Defense lawyers for the alleged mastermind of the USS Cole bombing Abd al-Rahim Nashiri [NYT profile; JURIST news archive] requested on Thursday that Nashiri's trial at Guantanamo [JURIST backgrounder] be televised. Richard Kammen, an attorney for Nashiri, declared that televising the trial would increase transparency [AFP report] of the tribunals at Guantanamo and enable the public to see an event of worldwide interest. However, prosecutor Justin Sher argued [CSM report] that the right to a public trial does not include the right to a televised trial. Sher further contended that if the trial were televised, some witnesses would be hesitant to testify. Col. James Pohl, the chief military judge at Guantanamo, is expected to decide whether to allow the trial to be televised by the end of October. Nashiri is charged with orchestrating the 2000 bombing of the USS Cole in Yemen that killed 17 sailors. If convicted, he could face the death penalty. No trial date has been set.
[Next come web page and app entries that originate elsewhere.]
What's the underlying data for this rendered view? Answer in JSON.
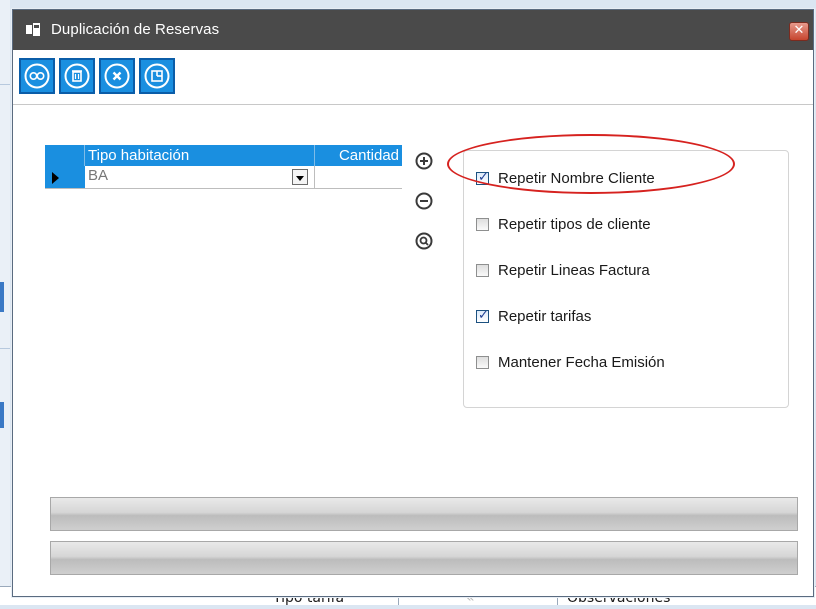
{
  "window": {
    "title": "Duplicación de Reservas",
    "close_label": "✕"
  },
  "toolbar": {
    "buttons": [
      {
        "icon": "duplicate-icon"
      },
      {
        "icon": "trash-icon"
      },
      {
        "icon": "cancel-icon"
      },
      {
        "icon": "exit-icon"
      }
    ]
  },
  "grid": {
    "columns": [
      "Tipo habitación",
      "Cantidad"
    ],
    "rows": [
      {
        "tipo": "BA",
        "cantidad": ""
      }
    ]
  },
  "row_actions": [
    "add-icon",
    "remove-icon",
    "search-icon"
  ],
  "options": [
    {
      "label": "Repetir Nombre Cliente",
      "checked": true
    },
    {
      "label": "Repetir tipos de cliente",
      "checked": false
    },
    {
      "label": "Repetir Lineas Factura",
      "checked": false
    },
    {
      "label": "Repetir tarifas",
      "checked": true
    },
    {
      "label": "Mantener Fecha Emisión",
      "checked": false
    }
  ],
  "background": {
    "bottom_labels": [
      "Tipo tarifa",
      "Observaciones"
    ]
  },
  "colors": {
    "titlebar": "#4a4a4a",
    "accent": "#1a8fe0",
    "highlight": "#d6221f"
  }
}
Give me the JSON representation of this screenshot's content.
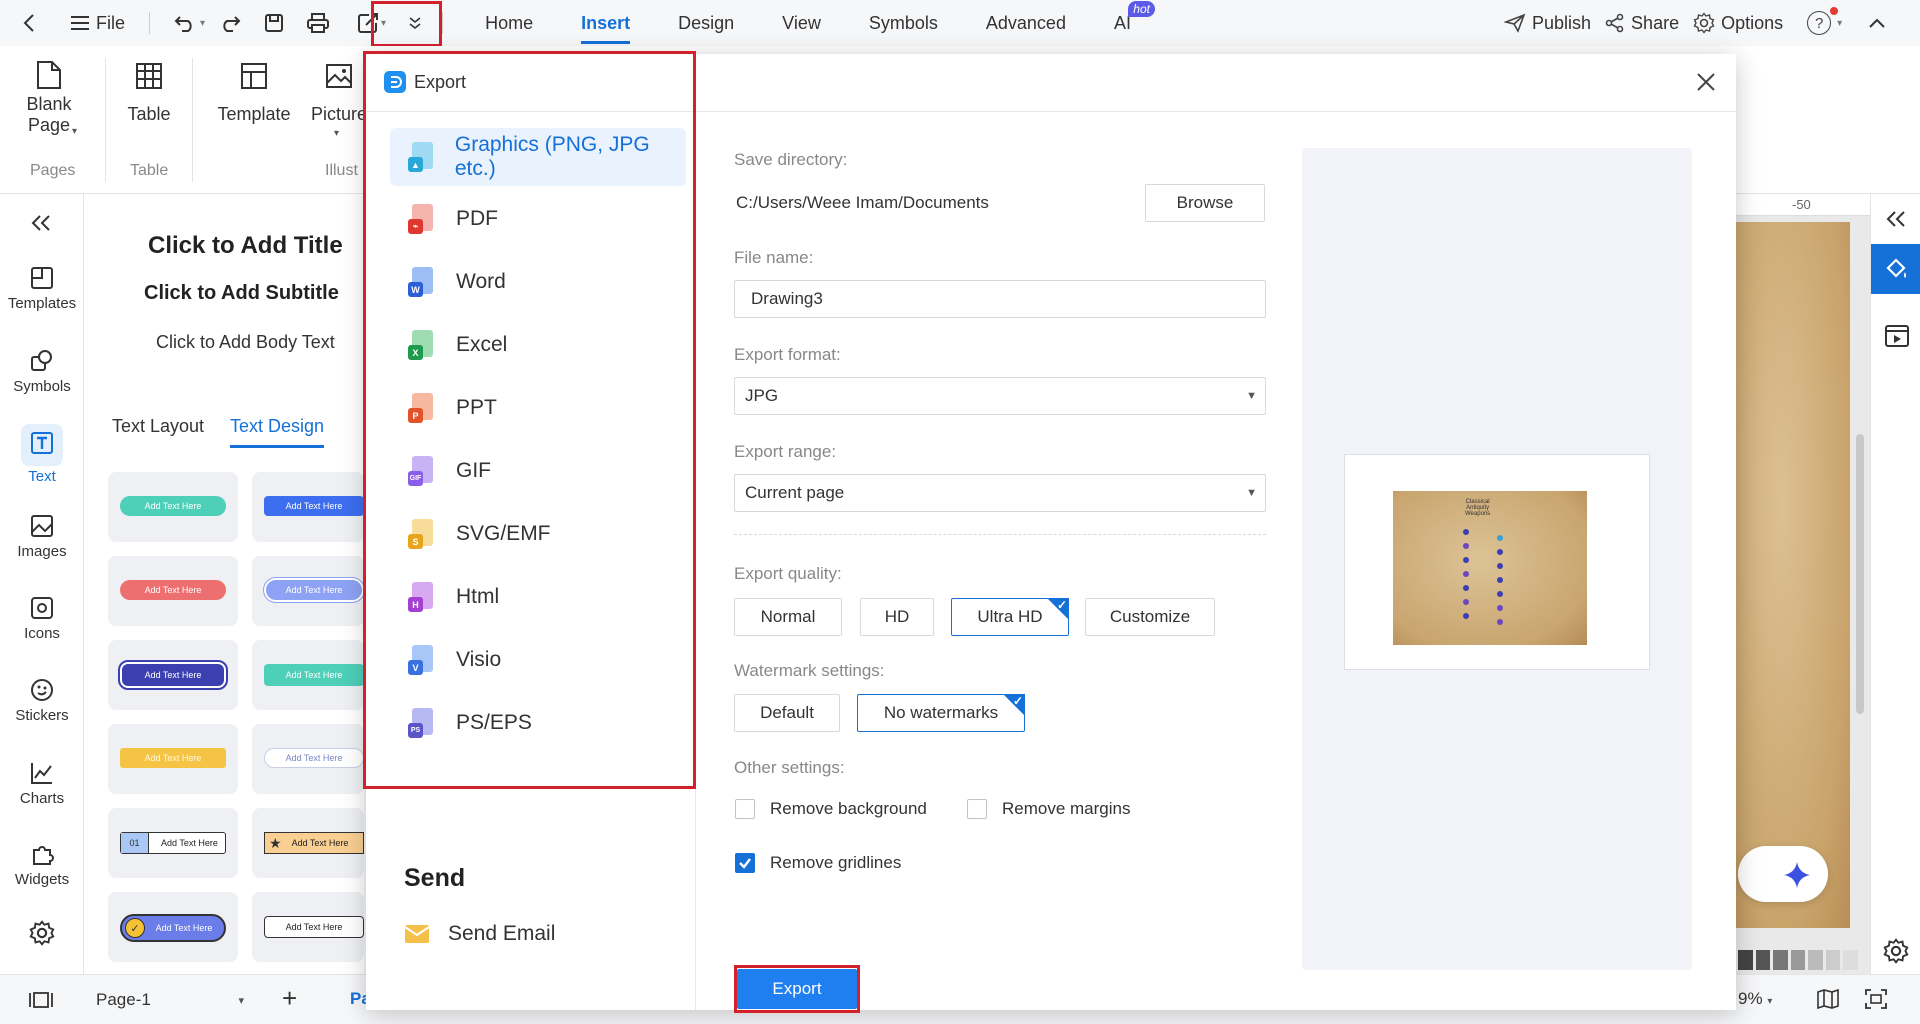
{
  "menubar": {
    "file": "File",
    "tabs": [
      "Home",
      "Insert",
      "Design",
      "View",
      "Symbols",
      "Advanced",
      "AI"
    ],
    "active_tab": "Insert",
    "hot_badge": "hot",
    "publish": "Publish",
    "share": "Share",
    "options": "Options"
  },
  "ribbon": {
    "blank_page": [
      "Blank",
      "Page"
    ],
    "table": "Table",
    "template": "Template",
    "picture": "Picture",
    "groups": {
      "pages": "Pages",
      "table": "Table",
      "illus": "Illust"
    }
  },
  "left_rail": {
    "items": [
      "Templates",
      "Symbols",
      "Text",
      "Images",
      "Icons",
      "Stickers",
      "Charts",
      "Widgets"
    ],
    "active": "Text"
  },
  "left_panel": {
    "title": "Click to Add Title",
    "subtitle": "Click to Add Subtitle",
    "body": "Click to Add Body Text",
    "tabs": [
      "Text Layout",
      "Text Design"
    ],
    "active_tab": "Text Design",
    "design_sample": "Add Text Here",
    "badge_num": "01"
  },
  "dialog": {
    "title": "Export",
    "formats": [
      "Graphics (PNG, JPG etc.)",
      "PDF",
      "Word",
      "Excel",
      "PPT",
      "GIF",
      "SVG/EMF",
      "Html",
      "Visio",
      "PS/EPS"
    ],
    "selected_format": "Graphics (PNG, JPG etc.)",
    "send_heading": "Send",
    "send_email": "Send Email",
    "save_directory_label": "Save directory:",
    "save_directory": "C:/Users/Weee Imam/Documents",
    "browse": "Browse",
    "file_name_label": "File name:",
    "file_name": "Drawing3",
    "export_format_label": "Export format:",
    "export_format": "JPG",
    "export_range_label": "Export range:",
    "export_range": "Current page",
    "export_quality_label": "Export quality:",
    "quality_options": [
      "Normal",
      "HD",
      "Ultra HD",
      "Customize"
    ],
    "quality_selected": "Ultra HD",
    "watermark_label": "Watermark settings:",
    "watermark_options": [
      "Default",
      "No watermarks"
    ],
    "watermark_selected": "No watermarks",
    "other_label": "Other settings:",
    "remove_background": "Remove background",
    "remove_background_checked": false,
    "remove_margins": "Remove margins",
    "remove_margins_checked": false,
    "remove_gridlines": "Remove gridlines",
    "remove_gridlines_checked": true,
    "export_button": "Export"
  },
  "preview": {
    "poster_title": [
      "Classical",
      "Antiquity",
      "Weapons"
    ]
  },
  "canvas": {
    "ruler_label": "-50"
  },
  "statusbar": {
    "page_select": "Page-1",
    "page_tab": "Pa",
    "zoom": "9%"
  },
  "colors": {
    "accent": "#1570d8",
    "highlight": "#d3212c",
    "selected_bg": "#e9f2fd"
  }
}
Nashiri has been at the center of controversy for many years. In June, Nashiri's lawyers requested [JURIST report] that his trial be broadcast worldwide. In November, Nashiri made his first court appearance [JURIST report] for war crimes relating to the bombing of the USS Cole in 2000. In May 2011, Nashiri's lawyers filed suit against Poland [JURIST report] over his alleged torture in that country. In September 2010, a human rights group, Open Society Justice Initiative [advocacy website], filed a request [JURIST report] with Polish prosecutors for an investigation into the detention and torture of Nashiri in a secret CIA prison.